A screenshot of ProjectManager.com’s interface, showing the “submit weekly timesheets for approval” button.

You can even save time when you’re creating a bespoke weekly timesheet. If your time tracking software links to your project schedule, you can “Auto-Fill” to pull through the tasks that you have been assigned, saving you the job of typing them out. The added benefit here is that they’ll automatically feed your time data back to the project schedule, which updates the task to show how much effort has been spent on it to date.

Advantages of timesheets

Reduce time wastage

Timesheets help you understand where you are wasting labor. They help weed out tasks that take longer than necessary, and assist you in making decisions as to how you can optimize your tasks.

Bill accurately

Timesheets help you in billing accurately. They are a way of letting your clients know that you handle their projects efficiently and their money is not going to waste. With timesheets, your clients don't need to worry about constantly checking the status of their projects. They let them see how much time you dedicate to them and serve as proof of how accurate your billing is.

Automate your billing

Organizations that render services to clients based on billable hours use timesheets for billing. This can reduce your costs by automating billing and invoicing. Automated billing can also increase revenue.

Improve Project management

Timesheets are surprisingly important tools for project management in the following ways:

  • By tracking time on a project, they help in qualifying an employee for a new project, role, or job based on performance.
  • By analyzing time usage, you can determine the skill of someone in a particular area and utilize them in parts of a project for which they're better suited.
  • They help in identifying areas in which a worker takes more time than allocated and needs additional training.
  • They are helpful in measuring the overall efficiency of your project.
  • They help in identifying the availability of workers assigned to a project, making it easy to distribute the workload among group members.
  • They enable project managers to monitor progress and anticipate delays.
  • They help project managers estimate expected costs and compare them to the real cost of the project during execution.
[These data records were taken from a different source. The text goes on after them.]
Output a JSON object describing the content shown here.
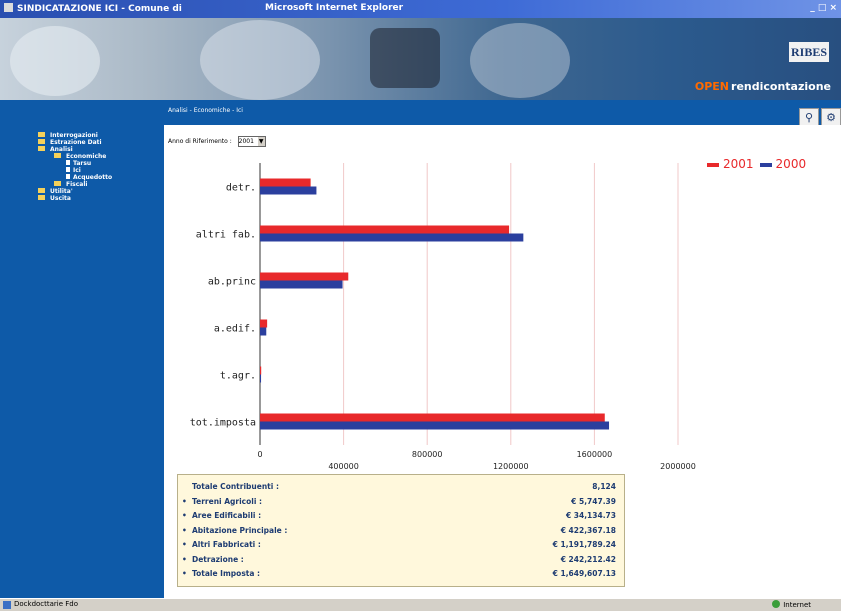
{
  "window": {
    "title": "SINDICATAZIONE ICI - Comune di",
    "app": "Microsoft Internet Explorer",
    "controls": "_ □ ×"
  },
  "banner": {
    "logo": "RIBES",
    "brand_open": "OPEN",
    "brand_rest": "rendicontazione"
  },
  "breadcrumb": "Analisi - Economiche - Ici",
  "toolbar": {
    "search_icon": "search-icon",
    "settings_icon": "gear-icon"
  },
  "sidebar": {
    "items": [
      {
        "label": "Interrogazioni",
        "level": 0,
        "type": "folder"
      },
      {
        "label": "Estrazione Dati",
        "level": 0,
        "type": "folder"
      },
      {
        "label": "Analisi",
        "level": 0,
        "type": "folder"
      },
      {
        "label": "Economiche",
        "level": 1,
        "type": "folder"
      },
      {
        "label": "Tarsu",
        "level": 2,
        "type": "doc"
      },
      {
        "label": "Ici",
        "level": 2,
        "type": "doc"
      },
      {
        "label": "Acquedotto",
        "level": 2,
        "type": "doc"
      },
      {
        "label": "Fiscali",
        "level": 1,
        "type": "folder"
      },
      {
        "label": "Utilita'",
        "level": 0,
        "type": "folder"
      },
      {
        "label": "Uscita",
        "level": 0,
        "type": "folder"
      }
    ]
  },
  "filter": {
    "label": "Anno di Riferimento :",
    "selected": "2001"
  },
  "chart_data": {
    "type": "bar",
    "orientation": "horizontal",
    "categories": [
      "detr.",
      "altri fab.",
      "ab.princ",
      "a.edif.",
      "t.agr.",
      "tot.imposta"
    ],
    "series": [
      {
        "name": "2001",
        "color": "#e8292b",
        "values": [
          242212,
          1191789,
          422367,
          34134,
          5747,
          1649607
        ]
      },
      {
        "name": "2000",
        "color": "#2b3f9e",
        "values": [
          270000,
          1260000,
          395000,
          30000,
          5000,
          1670000
        ]
      }
    ],
    "xlim": [
      0,
      2000000
    ],
    "xticks": [
      "0",
      "400000",
      "800000",
      "1200000",
      "1600000",
      "2000000"
    ],
    "legend_placement": "top-right",
    "grid": true
  },
  "summary": {
    "rows": [
      {
        "bullet": "",
        "label": "Totale Contribuenti :",
        "value": "8,124"
      },
      {
        "bullet": "•",
        "label": "Terreni Agricoli :",
        "value": "€ 5,747.39"
      },
      {
        "bullet": "•",
        "label": "Aree Edificabili :",
        "value": "€ 34,134.73"
      },
      {
        "bullet": "•",
        "label": "Abitazione Principale :",
        "value": "€ 422,367.18"
      },
      {
        "bullet": "•",
        "label": "Altri Fabbricati :",
        "value": "€ 1,191,789.24"
      },
      {
        "bullet": "•",
        "label": "Detrazione :",
        "value": "€ 242,212.42"
      },
      {
        "bullet": "•",
        "label": "Totale Imposta :",
        "value": "€ 1,649,607.13"
      }
    ]
  },
  "statusbar": {
    "text": "Dockdocttarie Fdo",
    "zone": "Internet"
  }
}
Save money for your company

Timesheets let you know exactly what your employees are working on. They track efficiency of workers by comparing the amount of time they work with the output they produce. Timesheets help spot employees that perform poorly and cost your company money. By telling you who is productive and who is not, timesheets help save a lot of money for your company.

Workplace efficiency

By identifying your most productive employees, you can improve the speed and efficiency of your operations. You can also save money, since employees who work faster can take on more projects.